That 1983 Supreme Court case allowed the Nebraska legislature to open its daily sessions with a prayer. However, some First Amendment scholars disagree that the Nebraska case applies to Moore’s legal battle. Charles D. Cole, professor of constitutional law and civil procedure at Samford University’s Cumberland Law School in Birmingham, Ala., noted the Marsh case applied to a lawmaking body made up of adults who could choose to be present for the prayer. Furthermore, Cole noted, the Supreme Court justified its Marsh decision on the framers of the Constitution, saying it was constitutional to open the legislative session with a prayer.

“But the framers were not talking about, and they never considered, prayers in court,” Cole said. “That’s a stretch.”

Other church-state experts refer to the legal basis for the 1991 11th Circuit decision that banned a North Carolina judge from opening court with prayer, or the 1993 Fourth Circuit ruling against displaying the Ten Commandments in court.

Cole said he considers the display of the Ten Commandments to be a violation of the First Amendment because the nation is pluralistic and tolerant of all religious beliefs.

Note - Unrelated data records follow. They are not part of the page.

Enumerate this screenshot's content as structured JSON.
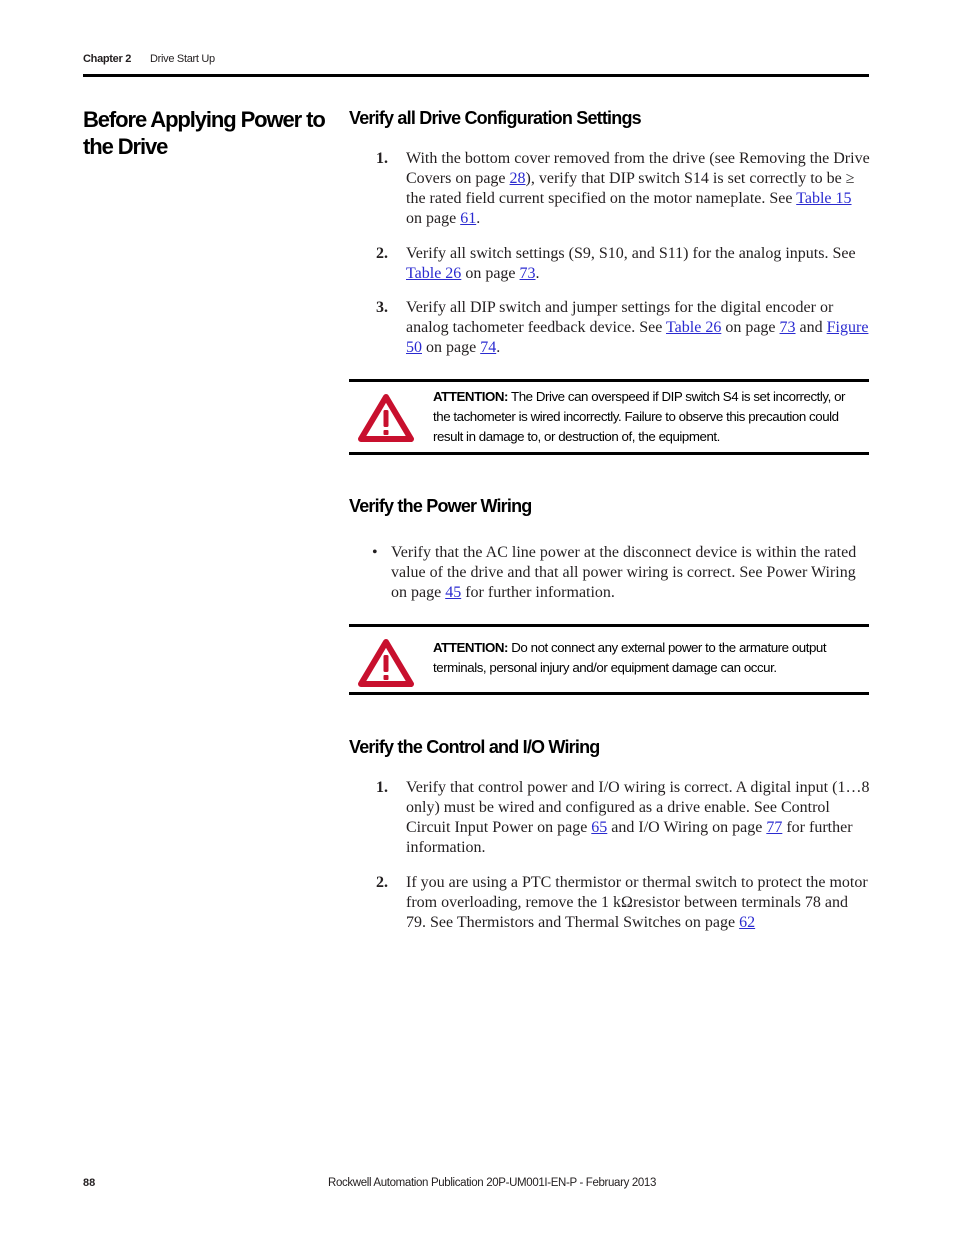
{
  "header": {
    "chapter": "Chapter 2",
    "section": "Drive Start Up"
  },
  "page_title": "Before Applying Power to the Drive",
  "sections": [
    {
      "heading": "Verify all Drive Configuration Settings",
      "items": [
        {
          "marker": "1.",
          "parts": [
            {
              "t": "With the bottom cover removed from the drive (see Removing the Drive Covers on page "
            },
            {
              "link": "28"
            },
            {
              "t": "), verify that DIP switch S14 is set correctly to be ≥ the rated field current specified on the motor nameplate. See "
            },
            {
              "link": "Table 15"
            },
            {
              "t": " on page "
            },
            {
              "link": "61"
            },
            {
              "t": "."
            }
          ]
        },
        {
          "marker": "2.",
          "parts": [
            {
              "t": "Verify all switch settings (S9, S10, and S11) for the analog inputs. See "
            },
            {
              "link": "Table 26"
            },
            {
              "t": " on page "
            },
            {
              "link": "73"
            },
            {
              "t": "."
            }
          ]
        },
        {
          "marker": "3.",
          "parts": [
            {
              "t": "Verify all DIP switch and jumper settings for the digital encoder or analog tachometer feedback device. See "
            },
            {
              "link": "Table 26"
            },
            {
              "t": " on page "
            },
            {
              "link": "73"
            },
            {
              "t": " and "
            },
            {
              "link": "Figure 50"
            },
            {
              "t": " on page "
            },
            {
              "link": "74"
            },
            {
              "t": "."
            }
          ]
        }
      ],
      "attention": {
        "label": "ATTENTION:",
        "text": " The Drive can overspeed if DIP switch S4 is set incorrectly, or the tachometer is wired incorrectly. Failure to observe this precaution could result in damage to, or destruction of, the equipment.",
        "icon": "warning-triangle-icon"
      }
    },
    {
      "heading": "Verify the Power Wiring",
      "items": [
        {
          "marker": "•",
          "parts": [
            {
              "t": "Verify that the AC line power at the disconnect device is within the rated value of the drive and that all power wiring is correct. See Power Wiring on page "
            },
            {
              "link": "45"
            },
            {
              "t": " for further information."
            }
          ]
        }
      ],
      "attention": {
        "label": "ATTENTION:",
        "text": " Do not connect any external power to the armature output terminals, personal injury and/or equipment damage can occur.",
        "icon": "warning-triangle-icon"
      }
    },
    {
      "heading": "Verify the Control and I/O Wiring",
      "items": [
        {
          "marker": "1.",
          "parts": [
            {
              "t": "Verify that control power and I/O wiring is correct. A digital input (1…8 only) must be wired and configured as a drive enable. See Control Circuit Input Power on page "
            },
            {
              "link": "65"
            },
            {
              "t": " and I/O Wiring on page "
            },
            {
              "link": "77"
            },
            {
              "t": " for further information."
            }
          ]
        },
        {
          "marker": "2.",
          "parts": [
            {
              "t": "If you are using a PTC thermistor or thermal switch to protect the motor from overloading, remove the 1 kΩresistor between terminals 78 and 79. See Thermistors and Thermal Switches on page "
            },
            {
              "link": "62"
            }
          ]
        }
      ]
    }
  ],
  "footer": {
    "page_number": "88",
    "publication": "Rockwell Automation Publication 20P-UM001I-EN-P - February 2013"
  },
  "colors": {
    "link": "#2a2ad0",
    "warning": "#c8102e",
    "rule": "#000000"
  }
}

“I understand our separation of church and state to mean the state stays out of the church’s business and the church stays out of the government’s business,” Cole said. “I think persons going in to Judge Moore’s court would feel compelled to bend to his beliefs,” he added, noting he felt uncomfortable when he walked into a courtroom in Brazil where a crucifix was hanging above the judge’s bench. “I was not accustomed to a government-established religion.”

Moore, however, does not believe he is establishing a religion but rather upholding his duty to acknowledge God. In fact, by not acknowledging God, he said he would be establishing a religion — atheism.

“Society in the 1700s defined religion in one way — as duties to God,” Moore said, noting the Supreme Court opens its sessions with “God save this honorable court” and Congress begins with prayer. “To say a circuit judge cannot acknowledge God doesn’t make sense.”

    About the Author

  • Laurie A. Lattimore